Subduction Zones

50 miles below the earth’s surface diamonds are subducted into the mantle by plate tectonic processes. The temperatures within the subduction zones amount to 390 degrees Fahrenheit, a much lower heat source than used in the earth’s mantle method above. Following the diamond’s formation, they are delivered to the surface. However, these diamonds are scarce, and usually upon their discovery, they are unsuitable for commercial use.

Impact Sites

The velocity and pressure of heat from an asteroid are likened to the heat from the sun’s surface. In turn, providing the required conditions for diamonds to form on what is referred to as impact sites (where the asteroid lands and shatters the earth’s surface). To support this concept, diamonds have been uncovered around asteroid impact sites at the meteor crater in Arizona and the Popigai crater in northern Siberia.

Space

Similar to impact sites, extracts from meteorites by Smithsonian researchers have demonstrated the existence of nanodiamonds within samples from, for example, the alien hill meteorite. High-speed collisions in space accumulate the required temperature and pressure to form diamonds, similar to those created and found when an asteroid strikes the earth. However, due to the nanosize of the diamonds, they can not be used as jewels or for industrial purposes.

The processes above create diamonds of different variations, some of which are suitable for mining and commercial use, and others that are too insignificant in size or rarely ever found.

Christmas

How to prevent unwanted Christmas gifts

Christmas is undoubtably a time for giving and receiving. But how do you prevent receiving those unwanted Christmas gifts? It’s estimated that that over 50% of us receive at least one unwanted gift each year, that’s a whopping £5.03 billion going down the drain. Not only is this waste having a detrimental effect on our environment but it’s having a negative impact on our personal finances too, to the tune of nearly £50 per person.

Prevent yourself from receiving unwanted Christmas gifts this year by being proactive and taking charge – we’ve all got things we want or need, so let your loved ones know!  

Create a list 

The easiest way to prevent yourself from receiving unwanted Christmas gifts is to write a list. It doesn’t have to be long, but make sure it includes items under different budgets, for example gift ideas under £20, around £50 and over £100. This will help people assess how much they can afford to spend, and they’ll know they’ve got you something you will actually appreciate. Check some gift  ideas and  more info here

Ask for experiences

Avoid receiving more stuff and ultimately more things for landfill by asking for experiences. This is great for a group of friends. Instead of buying each other a mediocre gift that is sadly unwanted, why not all club together and buy an experience. This could be each putting in £20 to go to the spa together, going out for a meal at that fancy new restaurant, or even putting money towards a holiday. 

Not only will this prevent you having to fake an enthusiastic smile when you receive an unwanted gift, but you’ll have something to look forward to in the new year that has already been paid for! 
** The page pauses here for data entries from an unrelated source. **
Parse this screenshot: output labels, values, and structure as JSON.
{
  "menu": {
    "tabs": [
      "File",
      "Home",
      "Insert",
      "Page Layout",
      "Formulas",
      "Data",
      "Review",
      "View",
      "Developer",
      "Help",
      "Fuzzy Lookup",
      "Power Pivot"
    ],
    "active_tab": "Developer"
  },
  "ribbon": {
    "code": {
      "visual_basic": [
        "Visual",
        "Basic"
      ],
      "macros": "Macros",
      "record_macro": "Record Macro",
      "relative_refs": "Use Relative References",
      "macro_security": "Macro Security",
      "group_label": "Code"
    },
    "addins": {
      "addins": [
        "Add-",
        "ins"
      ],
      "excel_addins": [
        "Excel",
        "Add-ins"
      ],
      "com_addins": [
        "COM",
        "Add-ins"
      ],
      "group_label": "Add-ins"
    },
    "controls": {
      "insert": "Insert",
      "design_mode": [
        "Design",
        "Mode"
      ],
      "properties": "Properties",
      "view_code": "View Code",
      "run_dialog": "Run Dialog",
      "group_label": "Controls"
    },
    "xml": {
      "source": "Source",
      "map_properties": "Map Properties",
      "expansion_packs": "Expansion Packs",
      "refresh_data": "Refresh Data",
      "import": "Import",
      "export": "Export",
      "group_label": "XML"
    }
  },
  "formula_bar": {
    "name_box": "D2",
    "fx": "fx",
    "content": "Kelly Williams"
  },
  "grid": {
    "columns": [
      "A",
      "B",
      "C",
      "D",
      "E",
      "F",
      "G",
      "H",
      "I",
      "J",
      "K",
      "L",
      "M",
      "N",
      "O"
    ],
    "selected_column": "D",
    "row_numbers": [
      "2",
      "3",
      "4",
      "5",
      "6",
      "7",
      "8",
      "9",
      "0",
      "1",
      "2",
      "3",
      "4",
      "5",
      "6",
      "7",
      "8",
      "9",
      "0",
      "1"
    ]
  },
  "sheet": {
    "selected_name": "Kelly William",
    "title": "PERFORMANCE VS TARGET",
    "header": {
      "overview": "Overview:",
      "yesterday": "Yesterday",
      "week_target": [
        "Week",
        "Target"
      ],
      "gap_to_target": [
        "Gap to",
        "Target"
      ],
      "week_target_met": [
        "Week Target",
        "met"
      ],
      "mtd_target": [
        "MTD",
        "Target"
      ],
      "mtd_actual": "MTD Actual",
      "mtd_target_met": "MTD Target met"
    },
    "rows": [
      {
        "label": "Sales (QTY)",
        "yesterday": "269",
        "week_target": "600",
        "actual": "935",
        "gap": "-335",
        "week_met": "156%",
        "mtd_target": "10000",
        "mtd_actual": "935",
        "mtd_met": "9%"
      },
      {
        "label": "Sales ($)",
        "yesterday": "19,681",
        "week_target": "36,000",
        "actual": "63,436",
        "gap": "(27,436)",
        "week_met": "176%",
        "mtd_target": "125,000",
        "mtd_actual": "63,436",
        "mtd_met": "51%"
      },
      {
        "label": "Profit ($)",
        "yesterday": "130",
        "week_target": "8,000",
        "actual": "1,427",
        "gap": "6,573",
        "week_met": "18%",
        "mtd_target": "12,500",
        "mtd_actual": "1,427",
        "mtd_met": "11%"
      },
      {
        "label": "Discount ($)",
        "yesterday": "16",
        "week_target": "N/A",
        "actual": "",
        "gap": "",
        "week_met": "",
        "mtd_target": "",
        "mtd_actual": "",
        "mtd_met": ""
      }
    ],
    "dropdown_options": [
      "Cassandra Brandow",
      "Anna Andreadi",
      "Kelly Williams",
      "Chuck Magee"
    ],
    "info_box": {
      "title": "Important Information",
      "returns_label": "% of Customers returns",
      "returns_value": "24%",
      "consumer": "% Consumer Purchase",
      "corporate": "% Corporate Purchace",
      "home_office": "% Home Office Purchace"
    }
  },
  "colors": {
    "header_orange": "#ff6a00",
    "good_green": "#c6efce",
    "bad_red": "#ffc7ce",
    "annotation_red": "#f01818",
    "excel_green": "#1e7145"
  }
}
Drop hints

Drop into conversation with friends and family that you’ve seen something that you would love for Christmas. You can be as subtle or unsubtle as you like. If you’ve seen something in a magazine, leave the magazine lying around open on the page, or even better tell them face to face.

The most important thing to remember is that Christmas is about more than things – it’s about spending time with loved ones, reminiscing about the past and looking forward to the future. 
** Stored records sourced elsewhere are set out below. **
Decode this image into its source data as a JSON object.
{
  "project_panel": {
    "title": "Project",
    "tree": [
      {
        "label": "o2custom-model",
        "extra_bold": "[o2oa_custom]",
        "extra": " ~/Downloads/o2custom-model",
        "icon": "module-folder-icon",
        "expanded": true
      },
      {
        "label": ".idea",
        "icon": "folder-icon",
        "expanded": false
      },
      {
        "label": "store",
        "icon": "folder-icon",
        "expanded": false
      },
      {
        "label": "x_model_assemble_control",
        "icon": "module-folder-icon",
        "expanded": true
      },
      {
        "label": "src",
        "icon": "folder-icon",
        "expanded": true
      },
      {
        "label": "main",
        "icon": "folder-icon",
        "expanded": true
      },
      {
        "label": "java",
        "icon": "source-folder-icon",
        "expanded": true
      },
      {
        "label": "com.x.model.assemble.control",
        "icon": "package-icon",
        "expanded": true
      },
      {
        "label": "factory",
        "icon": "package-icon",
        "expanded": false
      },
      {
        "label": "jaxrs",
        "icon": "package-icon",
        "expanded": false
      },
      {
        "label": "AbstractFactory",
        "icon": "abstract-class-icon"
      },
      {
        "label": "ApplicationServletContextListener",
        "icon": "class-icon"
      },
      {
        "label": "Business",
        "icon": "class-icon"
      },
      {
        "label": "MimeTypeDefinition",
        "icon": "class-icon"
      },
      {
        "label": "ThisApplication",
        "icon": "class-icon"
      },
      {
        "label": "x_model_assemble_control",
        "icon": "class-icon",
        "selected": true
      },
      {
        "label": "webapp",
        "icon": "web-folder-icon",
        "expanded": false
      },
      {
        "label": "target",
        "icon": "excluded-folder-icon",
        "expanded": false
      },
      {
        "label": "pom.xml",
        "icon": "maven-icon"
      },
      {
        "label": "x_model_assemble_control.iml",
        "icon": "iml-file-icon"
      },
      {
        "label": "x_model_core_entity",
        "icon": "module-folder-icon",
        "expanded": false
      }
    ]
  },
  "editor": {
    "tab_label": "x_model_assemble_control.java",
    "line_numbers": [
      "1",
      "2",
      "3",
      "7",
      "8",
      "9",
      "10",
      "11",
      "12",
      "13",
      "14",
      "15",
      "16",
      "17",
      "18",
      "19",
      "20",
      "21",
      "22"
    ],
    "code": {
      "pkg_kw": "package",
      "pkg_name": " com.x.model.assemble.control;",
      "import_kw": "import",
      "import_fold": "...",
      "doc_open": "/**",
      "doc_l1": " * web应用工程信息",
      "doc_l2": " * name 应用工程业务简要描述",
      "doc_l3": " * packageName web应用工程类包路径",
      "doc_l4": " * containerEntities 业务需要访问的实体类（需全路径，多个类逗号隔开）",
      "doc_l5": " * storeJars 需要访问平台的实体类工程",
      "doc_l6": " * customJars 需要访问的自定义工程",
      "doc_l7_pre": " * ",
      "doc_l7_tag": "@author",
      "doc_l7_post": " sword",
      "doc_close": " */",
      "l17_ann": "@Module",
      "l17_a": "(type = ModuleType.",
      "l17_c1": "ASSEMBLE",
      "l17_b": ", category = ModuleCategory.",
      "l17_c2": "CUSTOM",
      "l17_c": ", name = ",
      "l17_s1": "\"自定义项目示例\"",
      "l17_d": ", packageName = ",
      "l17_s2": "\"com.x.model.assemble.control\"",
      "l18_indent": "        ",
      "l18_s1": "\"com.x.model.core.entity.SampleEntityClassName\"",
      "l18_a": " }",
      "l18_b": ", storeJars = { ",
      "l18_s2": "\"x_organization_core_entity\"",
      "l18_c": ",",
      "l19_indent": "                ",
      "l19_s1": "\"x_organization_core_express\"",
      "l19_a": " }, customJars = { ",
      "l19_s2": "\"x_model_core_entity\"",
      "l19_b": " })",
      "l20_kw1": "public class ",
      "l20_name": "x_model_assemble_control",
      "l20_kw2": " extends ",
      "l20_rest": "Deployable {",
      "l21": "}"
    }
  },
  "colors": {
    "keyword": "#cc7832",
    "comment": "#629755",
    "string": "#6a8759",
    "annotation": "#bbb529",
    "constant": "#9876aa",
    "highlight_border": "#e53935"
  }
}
When it comes to buying presents, make sure that you don’t spend beyond your means. You may consider spreading the cost of Christmas with a credit card – which can be a good option, as long as you pay the balance off with your January paycheque.
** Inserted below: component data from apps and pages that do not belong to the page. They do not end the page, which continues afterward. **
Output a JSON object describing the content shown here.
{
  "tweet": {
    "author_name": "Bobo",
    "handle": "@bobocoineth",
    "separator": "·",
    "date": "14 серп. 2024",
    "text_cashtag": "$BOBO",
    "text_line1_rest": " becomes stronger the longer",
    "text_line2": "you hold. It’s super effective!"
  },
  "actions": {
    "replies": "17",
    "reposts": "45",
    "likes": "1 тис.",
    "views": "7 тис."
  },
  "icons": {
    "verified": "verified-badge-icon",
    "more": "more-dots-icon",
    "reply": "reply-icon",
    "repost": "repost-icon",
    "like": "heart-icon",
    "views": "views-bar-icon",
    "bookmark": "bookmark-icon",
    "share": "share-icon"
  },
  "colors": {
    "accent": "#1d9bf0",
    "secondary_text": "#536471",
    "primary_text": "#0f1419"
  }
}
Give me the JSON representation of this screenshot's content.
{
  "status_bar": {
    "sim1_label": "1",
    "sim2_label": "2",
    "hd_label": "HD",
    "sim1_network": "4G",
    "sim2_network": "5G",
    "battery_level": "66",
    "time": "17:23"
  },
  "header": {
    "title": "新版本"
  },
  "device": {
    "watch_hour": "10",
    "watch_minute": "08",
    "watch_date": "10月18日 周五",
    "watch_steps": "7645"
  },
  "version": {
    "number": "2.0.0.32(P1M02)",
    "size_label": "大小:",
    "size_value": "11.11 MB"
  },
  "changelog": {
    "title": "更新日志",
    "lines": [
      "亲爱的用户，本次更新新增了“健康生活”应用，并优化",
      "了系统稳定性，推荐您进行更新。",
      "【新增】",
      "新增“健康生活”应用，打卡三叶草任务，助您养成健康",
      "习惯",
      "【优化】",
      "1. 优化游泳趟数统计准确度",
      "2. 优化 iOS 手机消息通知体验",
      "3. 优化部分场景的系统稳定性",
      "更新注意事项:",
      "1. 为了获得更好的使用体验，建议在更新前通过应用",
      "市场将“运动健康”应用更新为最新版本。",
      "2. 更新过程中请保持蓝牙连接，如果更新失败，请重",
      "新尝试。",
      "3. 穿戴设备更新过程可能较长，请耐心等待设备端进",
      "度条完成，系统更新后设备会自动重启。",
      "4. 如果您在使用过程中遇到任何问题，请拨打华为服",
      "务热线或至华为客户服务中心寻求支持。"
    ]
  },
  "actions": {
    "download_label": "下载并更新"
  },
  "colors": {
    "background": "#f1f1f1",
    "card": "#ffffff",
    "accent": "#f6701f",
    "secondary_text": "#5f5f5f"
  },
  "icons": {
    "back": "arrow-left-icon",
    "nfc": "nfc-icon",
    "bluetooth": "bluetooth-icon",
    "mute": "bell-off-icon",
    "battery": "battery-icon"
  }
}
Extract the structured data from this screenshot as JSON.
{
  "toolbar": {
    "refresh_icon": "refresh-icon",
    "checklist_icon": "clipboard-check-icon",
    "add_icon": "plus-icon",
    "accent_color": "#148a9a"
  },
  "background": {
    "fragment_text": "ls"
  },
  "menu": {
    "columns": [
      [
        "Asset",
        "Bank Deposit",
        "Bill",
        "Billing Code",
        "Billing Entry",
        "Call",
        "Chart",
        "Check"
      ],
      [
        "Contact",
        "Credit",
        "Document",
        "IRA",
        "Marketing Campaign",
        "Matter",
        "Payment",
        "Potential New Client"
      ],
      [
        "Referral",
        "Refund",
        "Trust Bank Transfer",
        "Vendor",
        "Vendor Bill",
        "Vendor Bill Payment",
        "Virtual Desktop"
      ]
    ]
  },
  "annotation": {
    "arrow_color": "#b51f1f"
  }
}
If you do receive an unwanted gift, see if you can return it, sell it on or better yet donate it to charity.